A yarn store is full of promise. Each shelf is brimming with texture and color: the soft squish of cashmere Nob Hill, the round wooliness of a ball of Geilsk, the smooth shine of Hayden. The customers of Knit Purl see each and every yarn for its potential, and consider the weight of each skein in their hands, reminiscent of a potter seeing both the simplicity and possibility in a lump of cold clay.
We often tend to extol the virtues of wool, and celebrate the animals from whence it came as fiber mascots of sort. Sheepy figures are seen everywhere related to knitting — perhaps because so much American ancestry comes from countries where sheep were raised as the primary fiber animal.

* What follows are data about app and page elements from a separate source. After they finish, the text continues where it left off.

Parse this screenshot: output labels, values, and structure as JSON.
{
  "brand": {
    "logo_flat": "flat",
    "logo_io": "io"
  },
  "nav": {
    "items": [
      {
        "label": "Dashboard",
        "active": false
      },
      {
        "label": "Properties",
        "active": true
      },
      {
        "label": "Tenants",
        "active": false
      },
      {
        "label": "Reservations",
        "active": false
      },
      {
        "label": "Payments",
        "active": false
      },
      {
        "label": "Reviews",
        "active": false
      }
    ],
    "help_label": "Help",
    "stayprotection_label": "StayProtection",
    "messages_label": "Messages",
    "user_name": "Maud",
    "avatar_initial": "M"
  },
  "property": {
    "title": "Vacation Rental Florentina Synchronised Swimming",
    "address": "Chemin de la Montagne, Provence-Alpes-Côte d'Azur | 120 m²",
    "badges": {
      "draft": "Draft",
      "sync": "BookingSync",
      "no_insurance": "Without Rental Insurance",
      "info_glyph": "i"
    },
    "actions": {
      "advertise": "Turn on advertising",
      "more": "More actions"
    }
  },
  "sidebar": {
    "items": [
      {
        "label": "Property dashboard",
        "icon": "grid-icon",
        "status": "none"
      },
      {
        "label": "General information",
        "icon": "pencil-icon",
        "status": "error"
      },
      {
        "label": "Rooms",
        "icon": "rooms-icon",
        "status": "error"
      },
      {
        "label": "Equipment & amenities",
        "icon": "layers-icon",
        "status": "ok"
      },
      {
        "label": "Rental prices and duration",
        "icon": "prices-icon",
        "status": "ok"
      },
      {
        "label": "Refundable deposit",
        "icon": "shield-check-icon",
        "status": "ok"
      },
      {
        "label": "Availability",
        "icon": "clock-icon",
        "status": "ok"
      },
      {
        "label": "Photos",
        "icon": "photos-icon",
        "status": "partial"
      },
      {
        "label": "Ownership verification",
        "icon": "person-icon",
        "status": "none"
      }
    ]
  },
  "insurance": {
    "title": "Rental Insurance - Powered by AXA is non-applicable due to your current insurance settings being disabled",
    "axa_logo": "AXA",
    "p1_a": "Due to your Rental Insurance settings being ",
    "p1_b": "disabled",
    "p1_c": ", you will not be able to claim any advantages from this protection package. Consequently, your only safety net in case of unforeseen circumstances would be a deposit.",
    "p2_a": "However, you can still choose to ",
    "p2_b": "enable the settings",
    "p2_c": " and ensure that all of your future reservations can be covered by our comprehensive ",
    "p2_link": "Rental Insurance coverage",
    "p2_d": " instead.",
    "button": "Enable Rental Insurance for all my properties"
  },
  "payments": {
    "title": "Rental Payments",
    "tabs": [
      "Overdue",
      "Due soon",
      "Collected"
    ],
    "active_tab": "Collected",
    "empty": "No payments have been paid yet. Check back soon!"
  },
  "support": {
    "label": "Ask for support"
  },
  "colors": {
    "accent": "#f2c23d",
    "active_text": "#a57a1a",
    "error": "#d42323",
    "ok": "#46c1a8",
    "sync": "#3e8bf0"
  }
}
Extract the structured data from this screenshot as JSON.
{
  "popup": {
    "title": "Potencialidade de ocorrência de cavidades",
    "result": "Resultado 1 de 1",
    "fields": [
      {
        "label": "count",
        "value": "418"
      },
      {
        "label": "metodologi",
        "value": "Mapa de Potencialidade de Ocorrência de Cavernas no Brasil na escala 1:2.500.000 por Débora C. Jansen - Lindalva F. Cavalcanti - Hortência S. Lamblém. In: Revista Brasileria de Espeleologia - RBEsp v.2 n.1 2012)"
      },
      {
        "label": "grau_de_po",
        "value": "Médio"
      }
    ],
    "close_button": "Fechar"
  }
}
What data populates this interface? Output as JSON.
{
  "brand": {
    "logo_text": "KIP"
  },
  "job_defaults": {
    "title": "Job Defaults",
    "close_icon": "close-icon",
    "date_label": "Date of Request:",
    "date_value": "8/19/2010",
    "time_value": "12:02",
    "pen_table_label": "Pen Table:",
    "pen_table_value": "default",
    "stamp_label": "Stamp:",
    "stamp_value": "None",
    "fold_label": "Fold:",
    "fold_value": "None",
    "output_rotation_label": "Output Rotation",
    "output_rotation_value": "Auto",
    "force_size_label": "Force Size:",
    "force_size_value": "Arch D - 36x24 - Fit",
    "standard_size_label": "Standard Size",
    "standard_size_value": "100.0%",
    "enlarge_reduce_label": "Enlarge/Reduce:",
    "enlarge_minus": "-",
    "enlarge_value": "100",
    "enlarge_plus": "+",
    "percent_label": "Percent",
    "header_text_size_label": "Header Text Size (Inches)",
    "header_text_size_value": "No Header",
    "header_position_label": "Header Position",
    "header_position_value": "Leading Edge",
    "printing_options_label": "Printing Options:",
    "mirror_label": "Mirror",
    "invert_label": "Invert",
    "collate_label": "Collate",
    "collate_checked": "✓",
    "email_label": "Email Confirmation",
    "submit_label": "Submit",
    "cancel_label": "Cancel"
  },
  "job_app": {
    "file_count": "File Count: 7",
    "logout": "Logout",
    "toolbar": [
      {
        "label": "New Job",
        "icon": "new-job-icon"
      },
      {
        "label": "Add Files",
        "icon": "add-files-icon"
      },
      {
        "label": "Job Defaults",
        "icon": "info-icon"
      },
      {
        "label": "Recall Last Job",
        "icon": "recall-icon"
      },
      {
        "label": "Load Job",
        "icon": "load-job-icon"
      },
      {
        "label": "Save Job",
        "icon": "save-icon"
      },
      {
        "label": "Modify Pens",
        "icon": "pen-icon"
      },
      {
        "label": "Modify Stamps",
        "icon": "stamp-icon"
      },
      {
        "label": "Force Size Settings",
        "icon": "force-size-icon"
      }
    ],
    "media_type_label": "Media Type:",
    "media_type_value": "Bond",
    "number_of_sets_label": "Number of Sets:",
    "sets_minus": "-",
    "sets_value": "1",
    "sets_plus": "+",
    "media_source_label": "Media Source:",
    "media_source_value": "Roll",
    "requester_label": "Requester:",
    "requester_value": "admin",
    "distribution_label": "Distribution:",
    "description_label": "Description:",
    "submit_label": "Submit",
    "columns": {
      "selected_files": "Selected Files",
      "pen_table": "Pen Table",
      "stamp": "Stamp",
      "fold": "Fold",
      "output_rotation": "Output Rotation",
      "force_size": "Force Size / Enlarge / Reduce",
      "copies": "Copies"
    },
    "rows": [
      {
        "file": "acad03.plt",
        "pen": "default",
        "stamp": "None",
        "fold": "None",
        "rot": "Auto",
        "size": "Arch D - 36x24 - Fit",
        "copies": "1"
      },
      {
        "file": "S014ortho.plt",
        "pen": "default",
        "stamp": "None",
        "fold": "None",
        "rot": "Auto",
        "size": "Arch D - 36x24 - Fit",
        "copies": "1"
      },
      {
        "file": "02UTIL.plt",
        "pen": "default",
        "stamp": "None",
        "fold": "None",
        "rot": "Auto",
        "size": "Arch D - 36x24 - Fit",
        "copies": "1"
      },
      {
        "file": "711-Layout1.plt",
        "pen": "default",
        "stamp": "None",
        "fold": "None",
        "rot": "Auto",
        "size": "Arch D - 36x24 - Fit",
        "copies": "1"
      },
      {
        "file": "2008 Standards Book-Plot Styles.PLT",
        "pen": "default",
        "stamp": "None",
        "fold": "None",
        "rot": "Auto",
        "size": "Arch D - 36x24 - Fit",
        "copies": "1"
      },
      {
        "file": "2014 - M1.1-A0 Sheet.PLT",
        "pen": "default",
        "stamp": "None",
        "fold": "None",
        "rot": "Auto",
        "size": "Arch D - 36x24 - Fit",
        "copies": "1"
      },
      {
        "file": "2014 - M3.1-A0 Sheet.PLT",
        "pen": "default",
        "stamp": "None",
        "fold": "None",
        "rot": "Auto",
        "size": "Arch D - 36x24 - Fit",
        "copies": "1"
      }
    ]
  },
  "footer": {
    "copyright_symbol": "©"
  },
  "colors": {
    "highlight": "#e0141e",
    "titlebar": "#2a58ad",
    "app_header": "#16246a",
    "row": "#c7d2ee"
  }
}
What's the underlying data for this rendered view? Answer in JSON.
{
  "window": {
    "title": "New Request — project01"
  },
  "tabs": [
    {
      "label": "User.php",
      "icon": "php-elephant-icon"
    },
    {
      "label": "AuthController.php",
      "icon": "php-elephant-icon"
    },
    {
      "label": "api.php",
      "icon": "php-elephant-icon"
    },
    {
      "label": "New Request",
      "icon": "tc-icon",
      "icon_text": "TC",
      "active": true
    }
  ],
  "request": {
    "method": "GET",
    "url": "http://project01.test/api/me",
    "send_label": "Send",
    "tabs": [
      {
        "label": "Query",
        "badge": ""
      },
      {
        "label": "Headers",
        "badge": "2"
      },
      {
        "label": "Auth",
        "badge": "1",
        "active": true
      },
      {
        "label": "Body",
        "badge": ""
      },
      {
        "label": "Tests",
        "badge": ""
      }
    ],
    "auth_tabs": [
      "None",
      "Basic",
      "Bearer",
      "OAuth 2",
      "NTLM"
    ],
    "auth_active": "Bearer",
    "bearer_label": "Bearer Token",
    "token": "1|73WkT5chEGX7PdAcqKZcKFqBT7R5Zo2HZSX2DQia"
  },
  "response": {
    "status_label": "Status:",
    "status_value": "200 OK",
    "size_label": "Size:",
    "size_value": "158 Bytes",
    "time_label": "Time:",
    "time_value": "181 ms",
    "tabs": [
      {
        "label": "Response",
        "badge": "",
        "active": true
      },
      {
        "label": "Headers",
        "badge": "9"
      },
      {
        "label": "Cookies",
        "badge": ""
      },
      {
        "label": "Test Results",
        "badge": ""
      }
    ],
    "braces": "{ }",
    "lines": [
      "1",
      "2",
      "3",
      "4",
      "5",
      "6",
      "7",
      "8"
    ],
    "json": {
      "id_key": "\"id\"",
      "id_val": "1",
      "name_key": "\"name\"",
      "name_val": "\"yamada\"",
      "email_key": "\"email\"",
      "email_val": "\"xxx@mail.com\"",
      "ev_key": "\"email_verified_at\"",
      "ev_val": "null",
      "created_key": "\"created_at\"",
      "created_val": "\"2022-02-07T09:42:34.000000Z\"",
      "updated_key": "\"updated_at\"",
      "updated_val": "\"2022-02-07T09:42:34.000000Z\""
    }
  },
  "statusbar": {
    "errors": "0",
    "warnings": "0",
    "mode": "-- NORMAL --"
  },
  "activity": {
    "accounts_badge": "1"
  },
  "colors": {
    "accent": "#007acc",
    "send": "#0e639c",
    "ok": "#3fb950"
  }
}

But occasionally a yarn comes along and reminds us that there are many other creatures out there, great and small, that produce some fantastically lovely fibers.
This month, we’ve been celebrating some of our store’s favorite offerings, and mYak, a down yak wool, was near to the top of our list. Tibetan pastoralists gather this wool from the animals they raise on the Tibetan Plateau, a region separated from the world by two of the largest mountain ranges in China (1). This isolated alpine tundra has long been home to many nomadic tribes (2). Since traveling across the tundra is necessary for survival, many of these tribes have adapted livestock for multiple needs. In Tibet, the yak serves as a source of labor for travel, food for families, and one of the most important requirements of all — excellent, long-lasting, and warm fiber for clothing.
It is believed that the yak is a possible ancestor of the American Buffalo, though many animals today are often compared to cattle or steer. Gentle, plodding and easily trainable, yak have been raised by families in Tibet for thousands of years. The most common color for yak fiber is a rich shade of brown, though occasionally other variations are seen. (3) Knitters seek out yak fiber because it is simultaneously lightweight and warm, with a soft halo that lends character to even the simplest of stitches.
mYak purchases the down fiber combed from the underbelly of the yak for use in their yarns and fabric goods, which are then spun in Italy. While the Tibetans have been nomadic for thousands of years, their way of life is changing, and they require more than the yak can offer to insure survival. Farmers are able to sell a portion of their yaks’ down to mYak for a fair price, giving them a source of income — and knitters a high quality, ethical source for this unique fiber.